Great aunt Marthe
Great aunt Marthe and the thoroughly modern controversy
As part of the research for my memoir I’ve been in contact with family members who are helping me piece together the family tree.
At one point in 2001, my sisters and I spoke with our paternal uncle and he explained the details on his side of the family. He told us about various family members including our grandfather’s three siblings.
More recently, I received the photos and it was nice to put a face to the names.
[My grandfather, Rene, on the right, with his older brother, Paulin, and his younger sister, Valentine. Pantin, Paris 1914]
What I found a little bit surprising, however, was that so many of the family photos featured an older sister and yet many of her grand-nieces and nephews had forgotten of her existence. When I asked for more details on Marthe I realized that they had no idea who she was.
I was familiar with Marthe Chardin and her tragic tale, so it was with curiosity that I first looked at her image.
[Marthe Chardin. Pantin, Paris c. 1917]
I also couldn’t help but see a family resemblance that I have with her in some of these photos, which is a little creepy, though not surprising since she is my great aunt.
There is a reason Marthe was nearly wiped out from the family memory. Starting back in the 1920s, all of the Chardin children worked for their father’s glue factory as salespeople and traveled the world selling the products. The kids were educated at a Swiss boarding school and knew many languages. During World Way I Marthe had worked as an interpreter. After the war she lived in Germany. She fell in love with a German, but her father was against the union.
Before the controversy, Marthe was in all of the family photos, clearly one of the four Chardin children.
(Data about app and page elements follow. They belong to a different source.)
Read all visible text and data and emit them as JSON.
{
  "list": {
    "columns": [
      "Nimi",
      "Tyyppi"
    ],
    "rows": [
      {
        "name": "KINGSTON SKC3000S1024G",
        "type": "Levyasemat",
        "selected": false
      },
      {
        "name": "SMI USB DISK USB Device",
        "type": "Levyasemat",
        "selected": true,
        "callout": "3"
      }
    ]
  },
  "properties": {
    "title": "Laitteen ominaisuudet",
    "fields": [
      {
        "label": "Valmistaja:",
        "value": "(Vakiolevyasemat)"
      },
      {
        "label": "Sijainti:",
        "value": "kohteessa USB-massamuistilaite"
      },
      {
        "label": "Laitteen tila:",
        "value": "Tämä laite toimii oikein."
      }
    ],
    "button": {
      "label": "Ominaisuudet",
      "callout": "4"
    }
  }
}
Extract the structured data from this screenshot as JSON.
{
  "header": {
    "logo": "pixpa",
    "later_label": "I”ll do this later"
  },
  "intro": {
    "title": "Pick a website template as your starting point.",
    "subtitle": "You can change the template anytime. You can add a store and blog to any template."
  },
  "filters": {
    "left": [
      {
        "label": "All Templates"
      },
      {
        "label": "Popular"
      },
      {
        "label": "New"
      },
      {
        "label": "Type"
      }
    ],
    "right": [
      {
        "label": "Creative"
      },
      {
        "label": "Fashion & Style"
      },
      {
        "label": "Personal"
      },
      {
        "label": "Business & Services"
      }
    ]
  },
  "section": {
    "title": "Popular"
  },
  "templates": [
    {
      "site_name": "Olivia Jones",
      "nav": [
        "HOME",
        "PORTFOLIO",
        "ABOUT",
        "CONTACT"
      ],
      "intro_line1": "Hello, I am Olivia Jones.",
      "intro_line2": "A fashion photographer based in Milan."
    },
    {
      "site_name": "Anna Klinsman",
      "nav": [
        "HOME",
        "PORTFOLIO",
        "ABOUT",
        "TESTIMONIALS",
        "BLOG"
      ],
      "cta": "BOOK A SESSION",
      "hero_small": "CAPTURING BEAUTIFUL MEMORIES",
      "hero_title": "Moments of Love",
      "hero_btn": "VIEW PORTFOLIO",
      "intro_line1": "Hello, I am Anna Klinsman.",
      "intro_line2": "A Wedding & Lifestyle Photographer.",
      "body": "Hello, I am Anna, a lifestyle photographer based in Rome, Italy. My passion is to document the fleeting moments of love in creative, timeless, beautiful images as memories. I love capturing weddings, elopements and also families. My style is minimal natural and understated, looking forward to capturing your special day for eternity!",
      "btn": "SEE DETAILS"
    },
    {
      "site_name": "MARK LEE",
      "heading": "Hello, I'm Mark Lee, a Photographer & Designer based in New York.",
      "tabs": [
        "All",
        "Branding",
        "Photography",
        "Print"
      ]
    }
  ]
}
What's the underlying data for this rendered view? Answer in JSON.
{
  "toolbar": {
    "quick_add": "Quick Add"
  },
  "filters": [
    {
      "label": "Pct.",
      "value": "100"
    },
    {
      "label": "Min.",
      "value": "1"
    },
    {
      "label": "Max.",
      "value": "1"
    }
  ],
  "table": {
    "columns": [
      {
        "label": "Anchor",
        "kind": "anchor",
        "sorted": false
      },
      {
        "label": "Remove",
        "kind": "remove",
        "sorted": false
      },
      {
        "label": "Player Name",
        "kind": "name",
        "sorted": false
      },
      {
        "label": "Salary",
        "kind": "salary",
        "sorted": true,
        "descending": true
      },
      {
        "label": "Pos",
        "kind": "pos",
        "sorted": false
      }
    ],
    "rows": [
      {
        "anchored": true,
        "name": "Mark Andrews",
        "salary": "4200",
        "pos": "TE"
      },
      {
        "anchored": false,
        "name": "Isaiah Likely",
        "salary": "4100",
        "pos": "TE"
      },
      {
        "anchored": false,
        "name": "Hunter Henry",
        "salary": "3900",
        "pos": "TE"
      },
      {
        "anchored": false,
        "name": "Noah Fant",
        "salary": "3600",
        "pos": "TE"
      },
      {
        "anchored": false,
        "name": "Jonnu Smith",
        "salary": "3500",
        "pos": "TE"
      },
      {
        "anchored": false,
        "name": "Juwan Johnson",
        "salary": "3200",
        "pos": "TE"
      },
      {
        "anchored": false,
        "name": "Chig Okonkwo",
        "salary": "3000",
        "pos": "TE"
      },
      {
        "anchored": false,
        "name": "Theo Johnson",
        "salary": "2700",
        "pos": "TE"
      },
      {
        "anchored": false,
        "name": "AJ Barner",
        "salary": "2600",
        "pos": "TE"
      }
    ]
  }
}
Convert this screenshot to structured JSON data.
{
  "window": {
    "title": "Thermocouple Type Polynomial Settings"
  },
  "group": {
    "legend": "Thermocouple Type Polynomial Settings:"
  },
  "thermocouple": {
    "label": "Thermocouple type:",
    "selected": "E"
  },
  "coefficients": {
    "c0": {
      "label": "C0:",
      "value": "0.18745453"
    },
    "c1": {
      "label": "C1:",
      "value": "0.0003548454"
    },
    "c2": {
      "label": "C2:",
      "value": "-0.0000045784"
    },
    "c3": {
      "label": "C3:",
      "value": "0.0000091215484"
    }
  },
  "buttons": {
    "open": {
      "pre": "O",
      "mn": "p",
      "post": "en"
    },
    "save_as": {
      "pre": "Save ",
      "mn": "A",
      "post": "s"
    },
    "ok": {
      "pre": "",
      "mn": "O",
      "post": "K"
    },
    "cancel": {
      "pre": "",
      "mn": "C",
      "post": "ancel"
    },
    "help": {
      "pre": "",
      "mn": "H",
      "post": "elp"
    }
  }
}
Often photographed working around the family homestead, presumably during their holidays from boarding school.
Playing with rabbits.
The video clip below was the moment in 2001 when I learned a new French vocabulary word. My sisters explain a French word my uncle had just said over the phone that I had not understood, having never had reason to use it before.
Her brother, Paulin, had a daughter whom he named Marthe and she died young due to cancer.
It was hereby decreed that my sisters and I should never name our children Marthe.
This is long ago history and perhaps the modern politics no longer apply but I’ll tell you what I think anyway. Since I want abortion to occur as rarely as possible I support total legality and free and open systems for women to get access to any healthcare they need. Every neutral measure has shown that legal and safe is the only way to keep the numbers of abortion low–it’s counter intuitive like that. Abortion was legal in Germany during the time that Marthe had to make this very difficult decision. This is not really a modern problem. This decision is one women have been making since before recorded history.
I would never presume to tell another woman what to do in this situation. It is fascinating to witness the political machinations in the USA of individual states trying to limit access so that they can make abortion all but illegal again. The sheer arrogance required for someone to insist they know what is best for someone else and push laws to limit choice is staggering to me.
Marthe was twenty-three years old when she died.